       Disclosed is a design for dynamically lighting keyboard
keys.  Traditional computer keyboards are static.  They do not
provide any feedback to users other than a tactile feel when keys are
pressed and tiny panels that light up when certain keys are pressed,
such as the Caps Lock key.  Keyboards have the opportunity to provide
much more information to users at little additional cost.  One
particularly useful addition would be to add small LEDs (or small,
durable diodes) to each key.  Software could dynamically control the
lighting of these keys.

      The key blocks on a traditional keyboard are sturdy enough to
take the pounding of the fastest touch typist.  Adding small LEDs
that fit under the surface of the key would allow the same shape and
feel of the key blocks to be retained.  The only difference would be
that of a small, low-level light, perhaps rectangular in shape, near
the bottom of the top surface of the key block.  For detachable
keyboards, these LEDs would be powered by the wires in the keyboard
cable that attach to the computer.  The required voltage would be
minimal.  (One such design for illuminated keys is presented in U.S.
Patent 5,034, 602.)

      In the case of portable computers, these lights would work the
same, yet they have the potential for providing guidance lighting in
dimly lit situations.  For those users that are not touch typists,
they can quickly find the home keys or the appropriate key on the
number pad by using these lights.

      These lights can also help poorly sighted individuals.  The
LEDs could be in the shape of the letters or symbols of the keys that
they are located in.  This would require that each key block be
unique, but again, it would help non-touch typists in areas of poor
lighting, such as on an airplane at night.

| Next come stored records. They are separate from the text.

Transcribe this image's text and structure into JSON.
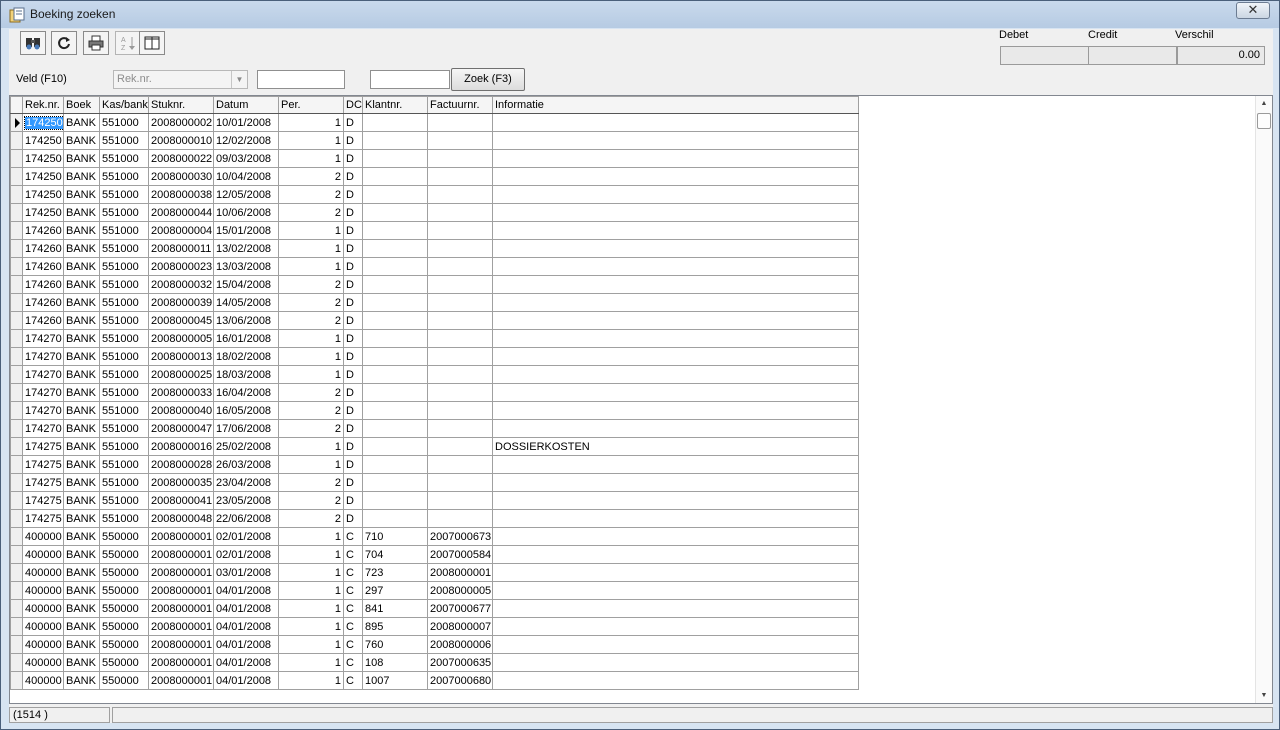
{
  "window": {
    "title": "Boeking zoeken",
    "close_symbol": "✕"
  },
  "toolbar": {
    "buttons": [
      {
        "name": "find-icon",
        "disabled": false
      },
      {
        "name": "refresh-icon",
        "disabled": false
      },
      {
        "name": "print-icon",
        "disabled": false
      },
      {
        "name": "sort-az-icon",
        "disabled": true
      },
      {
        "name": "columns-icon",
        "disabled": false
      }
    ]
  },
  "summary": {
    "debet_label": "Debet",
    "credit_label": "Credit",
    "verschil_label": "Verschil",
    "debet_value": "",
    "credit_value": "",
    "verschil_value": "0.00"
  },
  "search": {
    "field_label": "Veld (F10)",
    "field_selected": "Rek.nr.",
    "value1": "",
    "value2": "",
    "button_label": "Zoek (F3)"
  },
  "grid": {
    "columns": [
      "Rek.nr.",
      "Boek",
      "Kas/bank",
      "Stuknr.",
      "Datum",
      "Per.",
      "DC",
      "Klantnr.",
      "Factuurnr.",
      "Informatie"
    ],
    "rows": [
      [
        "174250",
        "BANK",
        "551000",
        "2008000002",
        "10/01/2008",
        "1",
        "D",
        "",
        "",
        ""
      ],
      [
        "174250",
        "BANK",
        "551000",
        "2008000010",
        "12/02/2008",
        "1",
        "D",
        "",
        "",
        ""
      ],
      [
        "174250",
        "BANK",
        "551000",
        "2008000022",
        "09/03/2008",
        "1",
        "D",
        "",
        "",
        ""
      ],
      [
        "174250",
        "BANK",
        "551000",
        "2008000030",
        "10/04/2008",
        "2",
        "D",
        "",
        "",
        ""
      ],
      [
        "174250",
        "BANK",
        "551000",
        "2008000038",
        "12/05/2008",
        "2",
        "D",
        "",
        "",
        ""
      ],
      [
        "174250",
        "BANK",
        "551000",
        "2008000044",
        "10/06/2008",
        "2",
        "D",
        "",
        "",
        ""
      ],
      [
        "174260",
        "BANK",
        "551000",
        "2008000004",
        "15/01/2008",
        "1",
        "D",
        "",
        "",
        ""
      ],
      [
        "174260",
        "BANK",
        "551000",
        "2008000011",
        "13/02/2008",
        "1",
        "D",
        "",
        "",
        ""
      ],
      [
        "174260",
        "BANK",
        "551000",
        "2008000023",
        "13/03/2008",
        "1",
        "D",
        "",
        "",
        ""
      ],
      [
        "174260",
        "BANK",
        "551000",
        "2008000032",
        "15/04/2008",
        "2",
        "D",
        "",
        "",
        ""
      ],
      [
        "174260",
        "BANK",
        "551000",
        "2008000039",
        "14/05/2008",
        "2",
        "D",
        "",
        "",
        ""
      ],
      [
        "174260",
        "BANK",
        "551000",
        "2008000045",
        "13/06/2008",
        "2",
        "D",
        "",
        "",
        ""
      ],
      [
        "174270",
        "BANK",
        "551000",
        "2008000005",
        "16/01/2008",
        "1",
        "D",
        "",
        "",
        ""
      ],
      [
        "174270",
        "BANK",
        "551000",
        "2008000013",
        "18/02/2008",
        "1",
        "D",
        "",
        "",
        ""
      ],
      [
        "174270",
        "BANK",
        "551000",
        "2008000025",
        "18/03/2008",
        "1",
        "D",
        "",
        "",
        ""
      ],
      [
        "174270",
        "BANK",
        "551000",
        "2008000033",
        "16/04/2008",
        "2",
        "D",
        "",
        "",
        ""
      ],
      [
        "174270",
        "BANK",
        "551000",
        "2008000040",
        "16/05/2008",
        "2",
        "D",
        "",
        "",
        ""
      ],
      [
        "174270",
        "BANK",
        "551000",
        "2008000047",
        "17/06/2008",
        "2",
        "D",
        "",
        "",
        ""
      ],
      [
        "174275",
        "BANK",
        "551000",
        "2008000016",
        "25/02/2008",
        "1",
        "D",
        "",
        "",
        "DOSSIERKOSTEN"
      ],
      [
        "174275",
        "BANK",
        "551000",
        "2008000028",
        "26/03/2008",
        "1",
        "D",
        "",
        "",
        ""
      ],
      [
        "174275",
        "BANK",
        "551000",
        "2008000035",
        "23/04/2008",
        "2",
        "D",
        "",
        "",
        ""
      ],
      [
        "174275",
        "BANK",
        "551000",
        "2008000041",
        "23/05/2008",
        "2",
        "D",
        "",
        "",
        ""
      ],
      [
        "174275",
        "BANK",
        "551000",
        "2008000048",
        "22/06/2008",
        "2",
        "D",
        "",
        "",
        ""
      ],
      [
        "400000",
        "BANK",
        "550000",
        "2008000001",
        "02/01/2008",
        "1",
        "C",
        "710",
        "2007000673",
        ""
      ],
      [
        "400000",
        "BANK",
        "550000",
        "2008000001",
        "02/01/2008",
        "1",
        "C",
        "704",
        "2007000584",
        ""
      ],
      [
        "400000",
        "BANK",
        "550000",
        "2008000001",
        "03/01/2008",
        "1",
        "C",
        "723",
        "2008000001",
        ""
      ],
      [
        "400000",
        "BANK",
        "550000",
        "2008000001",
        "04/01/2008",
        "1",
        "C",
        "297",
        "2008000005",
        ""
      ],
      [
        "400000",
        "BANK",
        "550000",
        "2008000001",
        "04/01/2008",
        "1",
        "C",
        "841",
        "2007000677",
        ""
      ],
      [
        "400000",
        "BANK",
        "550000",
        "2008000001",
        "04/01/2008",
        "1",
        "C",
        "895",
        "2008000007",
        ""
      ],
      [
        "400000",
        "BANK",
        "550000",
        "2008000001",
        "04/01/2008",
        "1",
        "C",
        "760",
        "2008000006",
        ""
      ],
      [
        "400000",
        "BANK",
        "550000",
        "2008000001",
        "04/01/2008",
        "1",
        "C",
        "108",
        "2007000635",
        ""
      ],
      [
        "400000",
        "BANK",
        "550000",
        "2008000001",
        "04/01/2008",
        "1",
        "C",
        "1007",
        "2007000680",
        ""
      ]
    ]
  },
  "status": {
    "count": "(1514 )"
  }
}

      Since power is supplied by the keyboard cable, the keyboard
driver in the operating system for a computer could be extended to
allow the application program to show which keys can be pressed at a
certain time, such as with menu options or dialog...